The independence of an Indepedent Presidency

Low Thia Khiang raised the thorny issue of how independent is our Independent Presidency in Parliament. He reckoned that the two key system is as good as two keys opening simultaneously, or two keys working as one. This has led to the call for a more transparent process in the excercising of the presidential powers. Tharman replied that our system is sound, run by men of high integrity and challenged Low to question their ability to act as honourable men. We are in fact in a very privilege position at this moment in time to talk and debate over the issue of how independent is our Presidency and whether there is a need to be more transparent to let it be seen that the Presidency is indeed independent. At the moment it is all about faith, the faith of good men in office. Otherwise the issue would not even be raised, that there is no doubt in the people's mind. Now, what do we have in practice now? We have a President in office who was a candidate nominated and sponsored by the govt. A govt's candidate, and walked into the office by default because of the stringent criteria that ruled out the possibility of more candidates being qualified to contest for the position. And he is assisted by a Presidential Council of eminent citizens, also nominated by the govt. It is only natural that the independence of the President becomes an issue. We are fortunate that the President has not been called upon to exercise his powers on controversial issues. If there be a day, the President's independence will not just be discussed in Parliament only. It is obvious that for the President to work independently, he needs to be independent or not too closely linked with the govt. And this applies to the Presidential Council as well. We are all familiar with the chorus, 'All the King's men.' Parliament also raised the issue of the transparency in the process in which the Presidential Council and the President would have to walk through before coming to their decision. This is still not apparent to the people. The other point that I would like to raise is the possibility of the two keys opening the vault in the middle of the night. Is that possible? Would there be an alarm system when the vault was opened, by two keys, but without proper authorisation? Who guards the vault to prevent such a happening?

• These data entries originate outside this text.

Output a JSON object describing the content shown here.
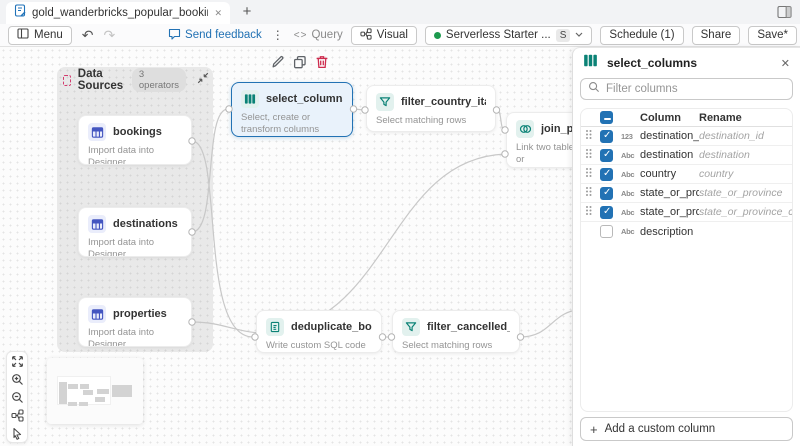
{
  "tab_bar": {
    "tab_title": "gold_wanderbricks_popular_bookings",
    "close_glyph": "✕",
    "new_tab_glyph": "+"
  },
  "toolbar": {
    "menu": "Menu",
    "undo_glyph": "↶",
    "redo_glyph": "↷",
    "send_feedback": "Send feedback",
    "kebab_glyph": "⋮",
    "query_icon": "<>",
    "query": "Query",
    "visual": "Visual",
    "warehouse_name": "Serverless Starter ...",
    "warehouse_size": "S",
    "schedule": "Schedule (1)",
    "share": "Share",
    "save": "Save*"
  },
  "canvas": {
    "group": {
      "title": "Data Sources",
      "badge": "3 operators"
    },
    "nodes": {
      "bookings": {
        "title": "bookings",
        "desc": "Import data into Designer"
      },
      "destinations": {
        "title": "destinations",
        "desc": "Import data into Designer"
      },
      "properties": {
        "title": "properties",
        "desc": "Import data into Designer"
      },
      "select_columns": {
        "title": "select_columns",
        "desc": "Select, create or transform columns"
      },
      "filter_country_italy": {
        "title": "filter_country_italy",
        "desc": "Select matching rows"
      },
      "join_properties": {
        "title": "join_prope",
        "desc": "Link two tables or"
      },
      "deduplicate_bookings": {
        "title": "deduplicate_bookings",
        "desc": "Write custom SQL code"
      },
      "filter_cancelled": {
        "title": "filter_cancelled_bookin...",
        "desc": "Select matching rows"
      }
    }
  },
  "panel": {
    "title": "select_columns",
    "close_glyph": "✕",
    "filter_placeholder": "Filter columns",
    "header_indeterminate": true,
    "col_header": "Column",
    "rename_header": "Rename",
    "rows": [
      {
        "name": "destination_id",
        "rename": "destination_id",
        "type": "123",
        "checked": true,
        "drag": true
      },
      {
        "name": "destination",
        "rename": "destination",
        "type": "Abc",
        "checked": true,
        "drag": true
      },
      {
        "name": "country",
        "rename": "country",
        "type": "Abc",
        "checked": true,
        "drag": true
      },
      {
        "name": "state_or_province",
        "rename": "state_or_province",
        "type": "Abc",
        "checked": true,
        "drag": true
      },
      {
        "name": "state_or_provinc...",
        "rename": "state_or_province_c...",
        "type": "Abc",
        "checked": true,
        "drag": true
      },
      {
        "name": "description",
        "rename": "",
        "type": "Abc",
        "checked": false,
        "drag": false
      }
    ],
    "add_button": "Add a custom column",
    "add_plus_glyph": "+"
  },
  "colors": {
    "accent_blue": "#2272b4",
    "teal": "#0b8276",
    "indigo": "#4456c0",
    "danger": "#ce2c4e",
    "green": "#1d9a4e"
  }
}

Anonymous said...

Allowing Lizzy to recolonize Singapore would give you a nonpartisan head of state =)

Matilah_Singapura said...

A president appointed by the govt and select members of the community is the safest system.

The absolute WORST system to have is a president elected by POPULAR vote.

The day that happens, kiss your motherland goodbye.

Matilah_Singapura said...


In fact, there should be no or very limited presidential powers.

Singapore is by definition, a constitutional republic, which means basically the people are in-charge and therefore they get the government they deserve.

The president should only be limited to a sort of 'symbol' of the constitution and his 'powers' (if any) limited to telling the government if it is acting constitutionally or breaking the law. But he has no 'power'. The People are the ones with the 'power' to choose the government and the type of political flavour they want.

Anonymous said...

"A president appointed by the govt and select members of the community is the safest system."

A president is supposed to keep the government in check. But if it is to be appointed by the government... I'm not sure if I follow your logic.

What's the point of having a presidential figure in this case? It's not as if there will churn out a non-partisan, benevolent figure who upholds the law.

redbean said...

i don't think we think the office of the presidency. a big waste of tax payers money.

Matilah_Singapura said...

I agree. However a republic must have a president. However with no power, that means anyone can be president. Just pick a man or woman 'achiever' and appoint them for a term — and make it an honorary position.

Afterall, what does a no power president have to do? Open and close parliament, cut ribbons, do charity work... how hard is that?

An honourary position should come with a small honourarium — no more than 2k a month to cover 'expenses'.

redbean said...

oops, i meant to say 'i don't think we need a president.'

yes, for once i agree with matilah. we need to go back to our ceremonial presidents and just pay him an honorarium. also save on the big retinue of positions around the presidency.